An emergency medicine physician offers safety tips for those planning to set off fireworks this Fourth of July.

Media Downloads

CCNS health and medical content is consumer-friendly, professional broadcast quality (available in HD), and available to media outlets each day.

Additional Assets

*Email us for video download password Content is property of Cleveland Clinic and for news media use only.

Media Contact

We're available to shoot custom interviews & b-roll for media outlets upon request.

CLEVELAND – Many people are starting to stock up on fireworks for the Fourth of July. While it can be a fun way to celebrate, it’s important to keep safety in mind so no one gets hurt.

“I think most people tend to think this won’t happen to me. This won’t happen to me because I am so careful and I know what I am doing.
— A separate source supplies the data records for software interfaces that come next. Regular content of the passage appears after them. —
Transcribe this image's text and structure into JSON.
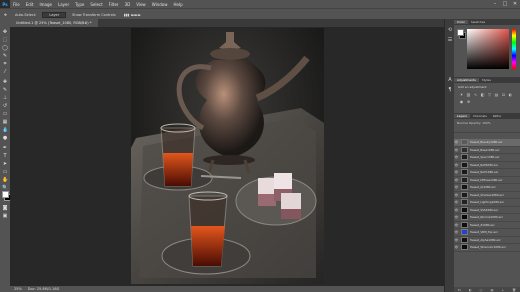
{
  "app": {
    "logo": "Ps"
  },
  "menu": [
    "File",
    "Edit",
    "Image",
    "Layer",
    "Type",
    "Select",
    "Filter",
    "3D",
    "View",
    "Window",
    "Help"
  ],
  "window_controls": [
    "–",
    "□",
    "✕"
  ],
  "options": {
    "tool": "Auto-Select:",
    "layer_value": "Layer",
    "show_transform": "Show Transform Controls"
  },
  "document": {
    "tab_title": "Untitled-1 @ 25% (Teaset_1080, RGB/8#) *"
  },
  "status": {
    "zoom": "25%",
    "doc_info": "Doc: 25.8M/1.16G"
  },
  "color_panel": {
    "tabs": [
      "Color",
      "Swatches"
    ],
    "fg": "#ffffff",
    "bg": "#000000",
    "accent": "#e2554a"
  },
  "adjustments": {
    "tabs": [
      "Adjustments",
      "Styles"
    ],
    "label": "Add an adjustment"
  },
  "layers_panel": {
    "tabs": [
      "Layers",
      "Channels",
      "Paths"
    ],
    "controls": "Normal   Opacity: 100%",
    "layers": [
      {
        "name": "Teaset_Beauty1080.exr",
        "thumb": "#5a5a5a",
        "selected": true
      },
      {
        "name": "Teaset_Base1080.exr",
        "thumb": "#2e2e2e",
        "selected": false
      },
      {
        "name": "Teaset_Spec1080.exr",
        "thumb": "#1f1f1f",
        "selected": false
      },
      {
        "name": "Teaset_Refl1080.exr",
        "thumb": "#181818",
        "selected": false
      },
      {
        "name": "Teaset_Refr1080.exr",
        "thumb": "#1a1a1a",
        "selected": false
      },
      {
        "name": "Teaset_Diffuse1080.exr",
        "thumb": "#202020",
        "selected": false
      },
      {
        "name": "Teaset_GI1080.exr",
        "thumb": "#161616",
        "selected": false
      },
      {
        "name": "Teaset_Shadow1080.exr",
        "thumb": "#1c1c1c",
        "selected": false
      },
      {
        "name": "Teaset_Lighting1080.exr",
        "thumb": "#222222",
        "selected": false
      },
      {
        "name": "Teaset_SSS1080.exr",
        "thumb": "#0e0e0e",
        "selected": false
      },
      {
        "name": "Teaset_Normal1080.exr",
        "thumb": "#0a0a0a",
        "selected": false
      },
      {
        "name": "Teaset_Z1080.exr",
        "thumb": "#0f0f0f",
        "selected": false
      },
      {
        "name": "Teaset_VRM_Tex.exr",
        "thumb": "#2244cc",
        "selected": false
      },
      {
        "name": "Teaset_Alpha1080.exr",
        "thumb": "#101010",
        "selected": false
      },
      {
        "name": "Teaset_Wirecolor1080.exr",
        "thumb": "#0d0d0d",
        "selected": false
      }
    ],
    "footer": [
      "fx",
      "◐",
      "▢",
      "▤",
      "+",
      "🗑"
    ]
  }
}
This just happens to other people and that’s a problem. This can happen to any one of us,” said Purva Grover, MD, emergency medicine physician for Cleveland Clinic Children’s.

Dr. Grover has seen all kinds of firework injuries over the years. She said someone can easily burn their hands or face. There have even been reports of people losing a limb.

She said if you are going to set off fireworks, make sure you’re in an open space and have water available to extinguish any flames.

You should also never stand over a firework as you light it or attempt to re-light the fuse a second time, which can be very dangerous.

There should also be adult supervision if kids are going to be around.

When it comes to sparklers, Dr. Grover said those are relatively safe to use.

“There are no explosives involved, so it’s a little bit different in that sense. You can get some spark burns, but I don’t see a lot of trouble with them,” she said. “If a child is young and not holding it well, they can accidentally hold the part that is sizzling which can cause some burns. But overall, those I think are relatively safe.”

Dr. Grover said if you do get hurt while trying to set off a firework, make sure you seek medical care right away. However, if it’s more of a minor burn, you can run it under cool water and wrap it with some gauze.

For Journalists Only

Sign up below to be added to our Daily Health Stories distribution list.

For more information on medical conditions and diseases, visit our Health Library.